* [EXERCISE]:
Restate the listing below word for word; no pictures belong in the copy.
[[ EXERCISE DATA open ]]
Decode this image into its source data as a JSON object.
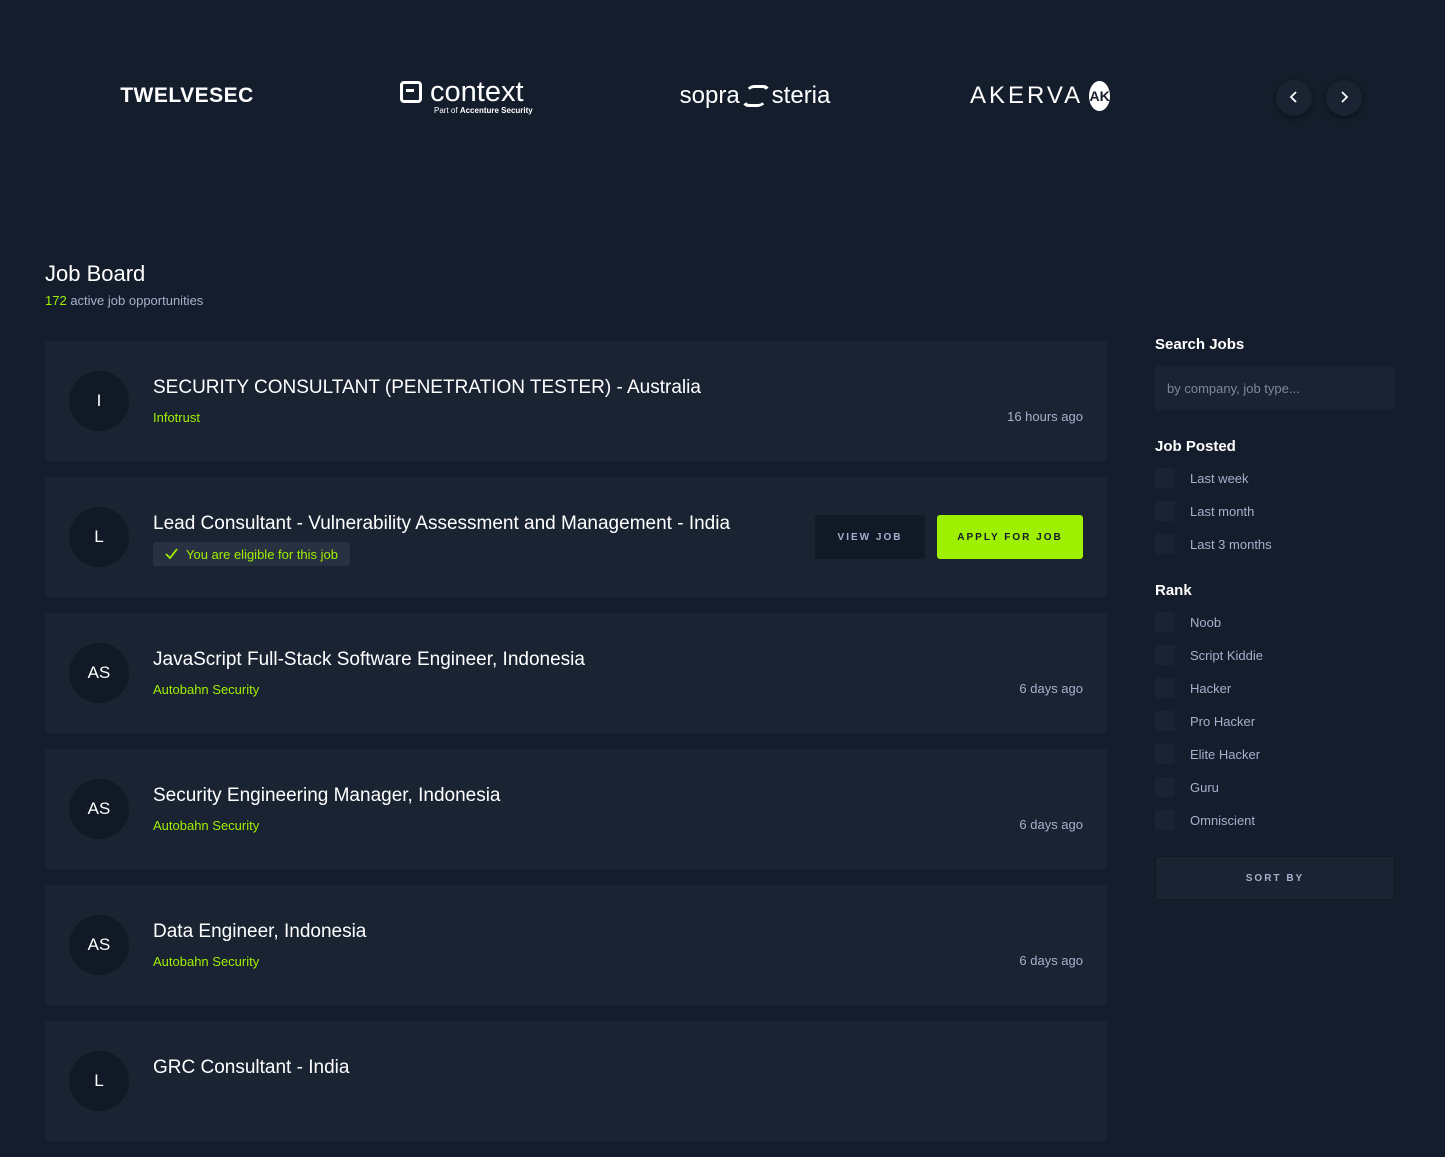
{
  "partners": {
    "logos": [
      {
        "name": "TWELVESEC"
      },
      {
        "name": "context",
        "sub_prefix": "Part of",
        "sub_brand": "Accenture Security"
      },
      {
        "name_left": "sopra",
        "name_right": "steria"
      },
      {
        "name": "AKERVA",
        "mark": "AK"
      }
    ],
    "prev_icon": "‹",
    "next_icon": "›"
  },
  "board": {
    "title": "Job Board",
    "count": "172",
    "count_suffix": "active job opportunities"
  },
  "jobs": [
    {
      "initials": "I",
      "title": "SECURITY CONSULTANT (PENETRATION TESTER) - Australia",
      "company": "Infotrust",
      "posted": "16 hours ago"
    },
    {
      "initials": "L",
      "title": "Lead Consultant - Vulnerability Assessment and Management - India",
      "eligible_text": "You are eligible for this job",
      "view_label": "VIEW JOB",
      "apply_label": "APPLY FOR JOB"
    },
    {
      "initials": "AS",
      "title": "JavaScript Full-Stack Software Engineer, Indonesia",
      "company": "Autobahn Security",
      "posted": "6 days ago"
    },
    {
      "initials": "AS",
      "title": "Security Engineering Manager, Indonesia",
      "company": "Autobahn Security",
      "posted": "6 days ago"
    },
    {
      "initials": "AS",
      "title": "Data Engineer, Indonesia",
      "company": "Autobahn Security",
      "posted": "6 days ago"
    },
    {
      "initials": "L",
      "title": "GRC Consultant - India",
      "company": "",
      "posted": ""
    }
  ],
  "sidebar": {
    "search_heading": "Search Jobs",
    "search_placeholder": "by company, job type...",
    "job_posted_heading": "Job Posted",
    "job_posted_options": [
      "Last week",
      "Last month",
      "Last 3 months"
    ],
    "rank_heading": "Rank",
    "rank_options": [
      "Noob",
      "Script Kiddie",
      "Hacker",
      "Pro Hacker",
      "Elite Hacker",
      "Guru",
      "Omniscient"
    ],
    "sort_label": "SORT BY"
  },
  "colors": {
    "background": "#141d2b",
    "card": "#1a2332",
    "accent": "#9fef00",
    "muted_text": "#a4b1cd"
  }
}
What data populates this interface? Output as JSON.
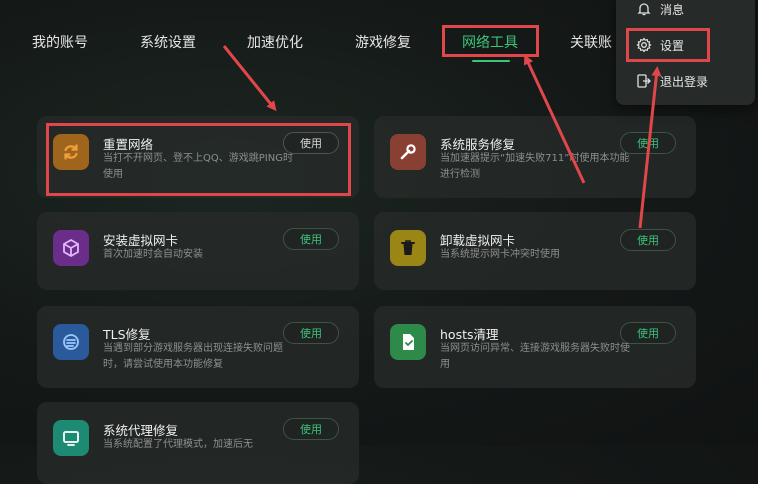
{
  "nav": {
    "tabs": [
      {
        "label": "我的账号"
      },
      {
        "label": "系统设置"
      },
      {
        "label": "加速优化"
      },
      {
        "label": "游戏修复"
      },
      {
        "label": "网络工具",
        "active": true
      },
      {
        "label": "关联账"
      }
    ]
  },
  "dropdown": {
    "items": [
      {
        "label": "消息",
        "icon": "bell-icon"
      },
      {
        "label": "设置",
        "icon": "gear-icon"
      },
      {
        "label": "退出登录",
        "icon": "logout-icon"
      }
    ]
  },
  "cards": [
    {
      "title": "重置网络",
      "desc": "当打不开网页、登不上QQ、游戏跳PING时使用",
      "button": "使用",
      "icon": "refresh-icon",
      "color": "#a0651d"
    },
    {
      "title": "系统服务修复",
      "desc": "当加速器提示“加速失败711”时使用本功能进行检测",
      "button": "使用",
      "icon": "wrench-icon",
      "color": "#8a3f33"
    },
    {
      "title": "安装虚拟网卡",
      "desc": "首次加速时会自动安装",
      "button": "使用",
      "icon": "cube-icon",
      "color": "#6b2d8a"
    },
    {
      "title": "卸载虚拟网卡",
      "desc": "当系统提示网卡冲突时使用",
      "button": "使用",
      "icon": "trash-icon",
      "color": "#9a8616"
    },
    {
      "title": "TLS修复",
      "desc": "当遇到部分游戏服务器出现连接失败问题时，请尝试使用本功能修复",
      "button": "使用",
      "icon": "tls-icon",
      "color": "#2b5a9c"
    },
    {
      "title": "hosts清理",
      "desc": "当网页访问异常、连接游戏服务器失败时使用",
      "button": "使用",
      "icon": "doc-icon",
      "color": "#2d8a48"
    },
    {
      "title": "系统代理修复",
      "desc": "当系统配置了代理模式，加速后无",
      "button": "使用",
      "icon": "monitor-icon",
      "color": "#1d8a73"
    }
  ],
  "colors": {
    "accent": "#3cc47a",
    "highlight": "#e0474a"
  }
}
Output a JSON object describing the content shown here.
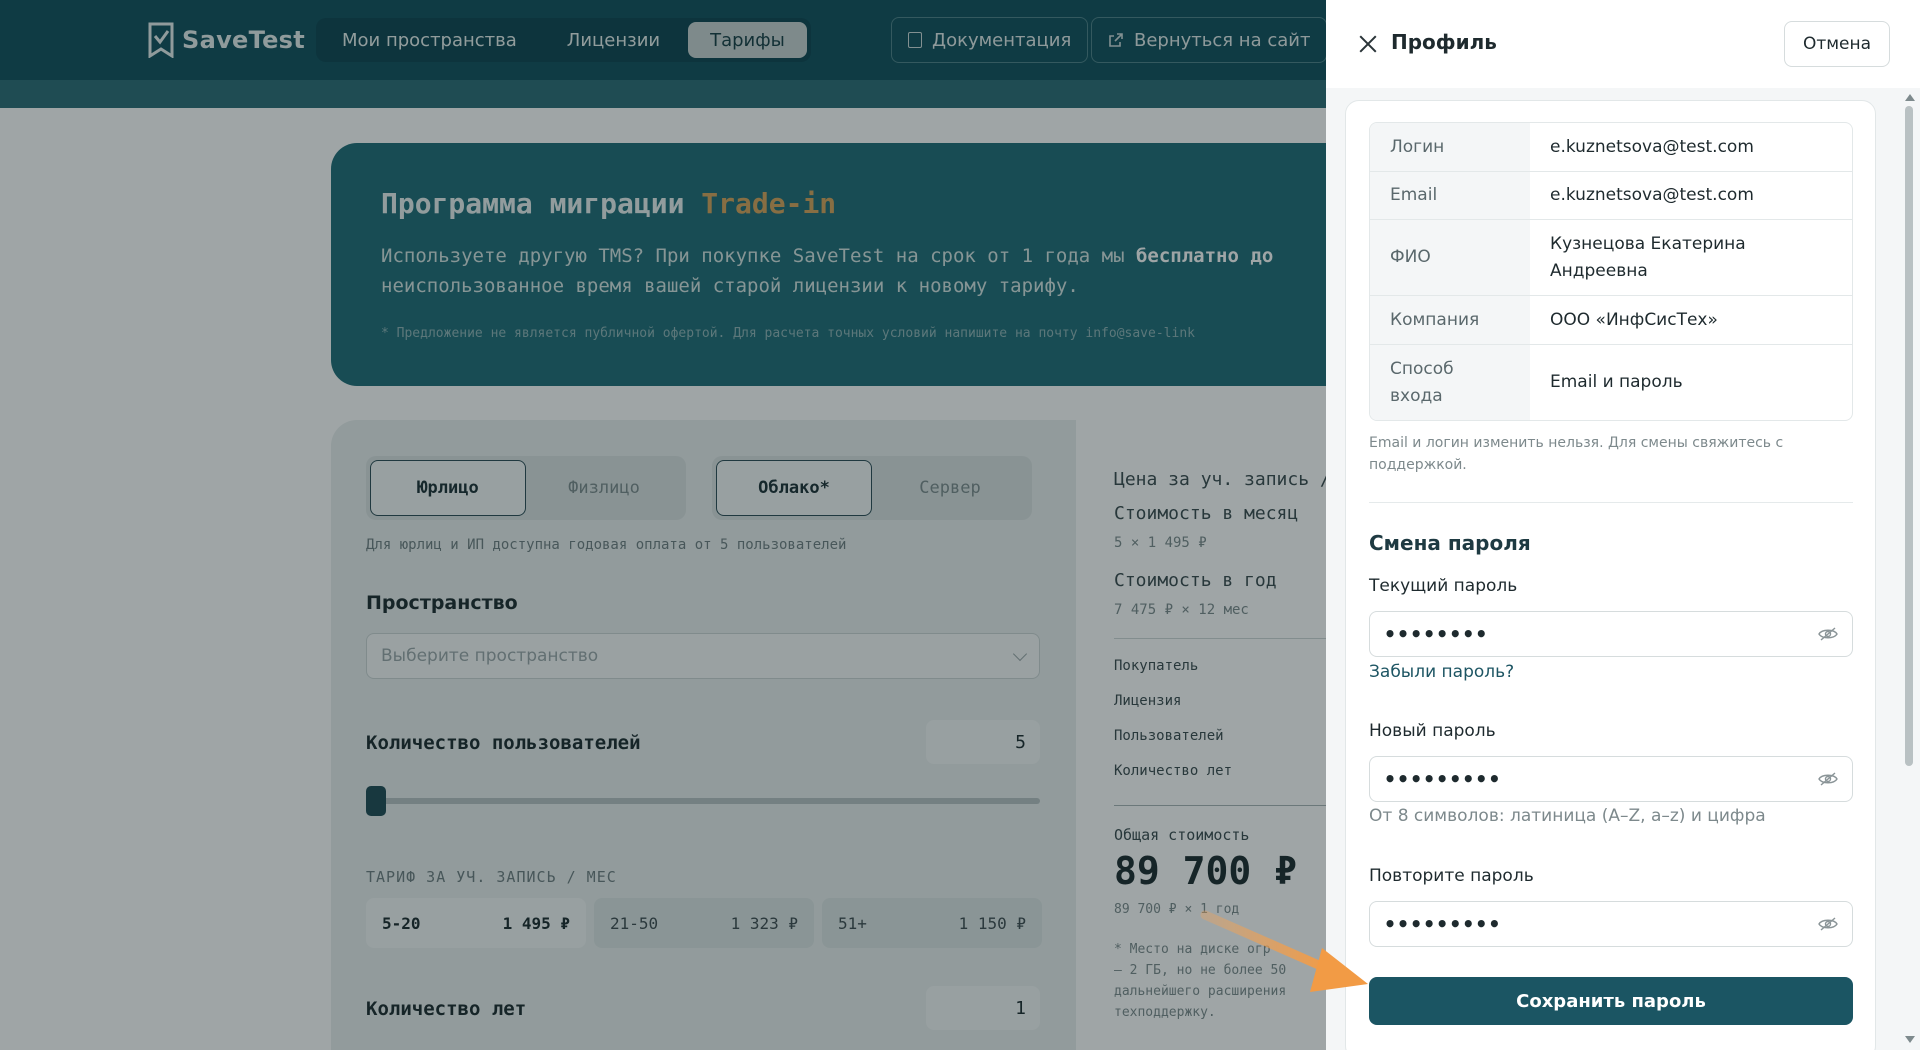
{
  "app": {
    "logo": "SaveTest",
    "nav": [
      {
        "label": "Мои пространства"
      },
      {
        "label": "Лицензии"
      },
      {
        "label": "Тарифы"
      }
    ],
    "docs_button": "Документация",
    "back_button": "Вернуться на сайт"
  },
  "hero": {
    "title_main": "Программа миграции ",
    "title_accent": "Trade-in",
    "text_line1_a": "Используете другую TMS? При покупке SaveTest на срок от 1 года мы ",
    "text_line1_bold": "бесплатно до",
    "text_line2": "неиспользованное время вашей старой лицензии к новому тарифу.",
    "note": "* Предложение не является публичной офертой. Для расчета точных условий напишите на почту info@save-link"
  },
  "calc": {
    "seg_client": [
      "Юрлицо",
      "Физлицо"
    ],
    "seg_host": [
      "Облако*",
      "Сервер"
    ],
    "hint": "Для юрлиц и ИП доступна годовая оплата от 5 пользователей",
    "space_label": "Пространство",
    "space_placeholder": "Выберите пространство",
    "users_label": "Количество пользователей",
    "users_value": "5",
    "tier_label": "ТАРИФ ЗА УЧ. ЗАПИСЬ / МЕС",
    "tiers": [
      {
        "range": "5-20",
        "price": "1 495 ₽"
      },
      {
        "range": "21-50",
        "price": "1 323 ₽"
      },
      {
        "range": "51+",
        "price": "1 150 ₽"
      }
    ],
    "years_label": "Количество лет",
    "years_value": "1"
  },
  "summary": {
    "price_per_user": "Цена за уч. запись /",
    "month_label": "Стоимость в месяц",
    "month_calc": "5 × 1 495 ₽",
    "year_label": "Стоимость в год",
    "year_calc": "7 475 ₽ × 12 мес",
    "buyer": "Покупатель",
    "license": "Лицензия",
    "users": "Пользователей",
    "years": "Количество лет",
    "total_label": "Общая стоимость",
    "total": "89 700 ₽",
    "total_calc": "89 700 ₽ × 1 год",
    "footnote": [
      "* Место на диске огр",
      "– 2 ГБ, но не более 50",
      "дальнейшего расширения",
      "техподдержку."
    ]
  },
  "panel": {
    "title": "Профиль",
    "cancel": "Отмена",
    "info": [
      {
        "key": "Логин",
        "value": "e.kuznetsova@test.com"
      },
      {
        "key": "Email",
        "value": "e.kuznetsova@test.com"
      },
      {
        "key": "ФИО",
        "value": "Кузнецова Екатерина Андреевна"
      },
      {
        "key": "Компания",
        "value": "ООО «ИнфСисТех»"
      },
      {
        "key": "Способ входа",
        "value": "Email и пароль"
      }
    ],
    "help": "Email и логин изменить нельзя. Для смены свяжитесь с поддержкой.",
    "section_title": "Смена пароля",
    "current_label": "Текущий пароль",
    "current_value": "••••••••",
    "forgot": "Забыли пароль?",
    "new_label": "Новый пароль",
    "new_value": "•••••••••",
    "new_hint": "От 8 символов: латиница (A–Z, a–z) и цифра",
    "repeat_label": "Повторите пароль",
    "repeat_value": "•••••••••",
    "save": "Сохранить пароль"
  }
}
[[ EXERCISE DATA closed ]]
* [ANSWER SECTION]:
Decode this image into its source data as a JSON object.
{
  "partners": {
    "logos": [
      {
        "name": "TWELVESEC"
      },
      {
        "name": "context",
        "sub_prefix": "Part of",
        "sub_brand": "Accenture Security"
      },
      {
        "name_left": "sopra",
        "name_right": "steria"
      },
      {
        "name": "AKERVA",
        "mark": "AK"
      }
    ],
    "prev_icon": "‹",
    "next_icon": "›"
  },
  "board": {
    "title": "Job Board",
    "count": "172",
    "count_suffix": "active job opportunities"
  },
  "jobs": [
    {
      "initials": "I",
      "title": "SECURITY CONSULTANT (PENETRATION TESTER) - Australia",
      "company": "Infotrust",
      "posted": "16 hours ago"
    },
    {
      "initials": "L",
      "title": "Lead Consultant - Vulnerability Assessment and Management - India",
      "eligible_text": "You are eligible for this job",
      "view_label": "VIEW JOB",
      "apply_label": "APPLY FOR JOB"
    },
    {
      "initials": "AS",
      "title": "JavaScript Full-Stack Software Engineer, Indonesia",
      "company": "Autobahn Security",
      "posted": "6 days ago"
    },
    {
      "initials": "AS",
      "title": "Security Engineering Manager, Indonesia",
      "company": "Autobahn Security",
      "posted": "6 days ago"
    },
    {
      "initials": "AS",
      "title": "Data Engineer, Indonesia",
      "company": "Autobahn Security",
      "posted": "6 days ago"
    },
    {
      "initials": "L",
      "title": "GRC Consultant - India",
      "company": "",
      "posted": ""
    }
  ],
  "sidebar": {
    "search_heading": "Search Jobs",
    "search_placeholder": "by company, job type...",
    "job_posted_heading": "Job Posted",
    "job_posted_options": [
      "Last week",
      "Last month",
      "Last 3 months"
    ],
    "rank_heading": "Rank",
    "rank_options": [
      "Noob",
      "Script Kiddie",
      "Hacker",
      "Pro Hacker",
      "Elite Hacker",
      "Guru",
      "Omniscient"
    ],
    "sort_label": "SORT BY"
  },
  "colors": {
    "background": "#141d2b",
    "card": "#1a2332",
    "accent": "#9fef00",
    "muted_text": "#a4b1cd"
  }
}
What data populates this interface? Output as JSON.
{
  "nav": {
    "tabs": [
      {
        "label": "我的账号"
      },
      {
        "label": "系统设置"
      },
      {
        "label": "加速优化"
      },
      {
        "label": "游戏修复"
      },
      {
        "label": "网络工具",
        "active": true
      },
      {
        "label": "关联账"
      }
    ]
  },
  "dropdown": {
    "items": [
      {
        "label": "消息",
        "icon": "bell-icon"
      },
      {
        "label": "设置",
        "icon": "gear-icon"
      },
      {
        "label": "退出登录",
        "icon": "logout-icon"
      }
    ]
  },
  "cards": [
    {
      "title": "重置网络",
      "desc": "当打不开网页、登不上QQ、游戏跳PING时使用",
      "button": "使用",
      "icon": "refresh-icon",
      "color": "#a0651d"
    },
    {
      "title": "系统服务修复",
      "desc": "当加速器提示“加速失败711”时使用本功能进行检测",
      "button": "使用",
      "icon": "wrench-icon",
      "color": "#8a3f33"
    },
    {
      "title": "安装虚拟网卡",
      "desc": "首次加速时会自动安装",
      "button": "使用",
      "icon": "cube-icon",
      "color": "#6b2d8a"
    },
    {
      "title": "卸载虚拟网卡",
      "desc": "当系统提示网卡冲突时使用",
      "button": "使用",
      "icon": "trash-icon",
      "color": "#9a8616"
    },
    {
      "title": "TLS修复",
      "desc": "当遇到部分游戏服务器出现连接失败问题时，请尝试使用本功能修复",
      "button": "使用",
      "icon": "tls-icon",
      "color": "#2b5a9c"
    },
    {
      "title": "hosts清理",
      "desc": "当网页访问异常、连接游戏服务器失败时使用",
      "button": "使用",
      "icon": "doc-icon",
      "color": "#2d8a48"
    },
    {
      "title": "系统代理修复",
      "desc": "当系统配置了代理模式，加速后无",
      "button": "使用",
      "icon": "monitor-icon",
      "color": "#1d8a73"
    }
  ],
  "colors": {
    "accent": "#3cc47a",
    "highlight": "#e0474a"
  }
}
Output a JSON object describing the content shown here.
{
  "app": {
    "logo": "SaveTest",
    "nav": [
      {
        "label": "Мои пространства"
      },
      {
        "label": "Лицензии"
      },
      {
        "label": "Тарифы"
      }
    ],
    "docs_button": "Документация",
    "back_button": "Вернуться на сайт"
  },
  "hero": {
    "title_main": "Программа миграции ",
    "title_accent": "Trade-in",
    "text_line1_a": "Используете другую TMS? При покупке SaveTest на срок от 1 года мы ",
    "text_line1_bold": "бесплатно до",
    "text_line2": "неиспользованное время вашей старой лицензии к новому тарифу.",
    "note": "* Предложение не является публичной офертой. Для расчета точных условий напишите на почту info@save-link"
  },
  "calc": {
    "seg_client": [
      "Юрлицо",
      "Физлицо"
    ],
    "seg_host": [
      "Облако*",
      "Сервер"
    ],
    "hint": "Для юрлиц и ИП доступна годовая оплата от 5 пользователей",
    "space_label": "Пространство",
    "space_placeholder": "Выберите пространство",
    "users_label": "Количество пользователей",
    "users_value": "5",
    "tier_label": "ТАРИФ ЗА УЧ. ЗАПИСЬ / МЕС",
    "tiers": [
      {
        "range": "5-20",
        "price": "1 495 ₽"
      },
      {
        "range": "21-50",
        "price": "1 323 ₽"
      },
      {
        "range": "51+",
        "price": "1 150 ₽"
      }
    ],
    "years_label": "Количество лет",
    "years_value": "1"
  },
  "summary": {
    "price_per_user": "Цена за уч. запись /",
    "month_label": "Стоимость в месяц",
    "month_calc": "5 × 1 495 ₽",
    "year_label": "Стоимость в год",
    "year_calc": "7 475 ₽ × 12 мес",
    "buyer": "Покупатель",
    "license": "Лицензия",
    "users": "Пользователей",
    "years": "Количество лет",
    "total_label": "Общая стоимость",
    "total": "89 700 ₽",
    "total_calc": "89 700 ₽ × 1 год",
    "footnote": [
      "* Место на диске огр",
      "– 2 ГБ, но не более 50",
      "дальнейшего расширения",
      "техподдержку."
    ]
  },
  "panel": {
    "title": "Профиль",
    "cancel": "Отмена",
    "info": [
      {
        "key": "Логин",
        "value": "e.kuznetsova@test.com"
      },
      {
        "key": "Email",
        "value": "e.kuznetsova@test.com"
      },
      {
        "key": "ФИО",
        "value": "Кузнецова Екатерина Андреевна"
      },
      {
        "key": "Компания",
        "value": "ООО «ИнфСисТех»"
      },
      {
        "key": "Способ входа",
        "value": "Email и пароль"
      }
    ],
    "help": "Email и логин изменить нельзя. Для смены свяжитесь с поддержкой.",
    "section_title": "Смена пароля",
    "current_label": "Текущий пароль",
    "current_value": "••••••••",
    "forgot": "Забыли пароль?",
    "new_label": "Новый пароль",
    "new_value": "•••••••••",
    "new_hint": "От 8 символов: латиница (A–Z, a–z) и цифра",
    "repeat_label": "Повторите пароль",
    "repeat_value": "•••••••••",
    "save": "Сохранить пароль"
  }
}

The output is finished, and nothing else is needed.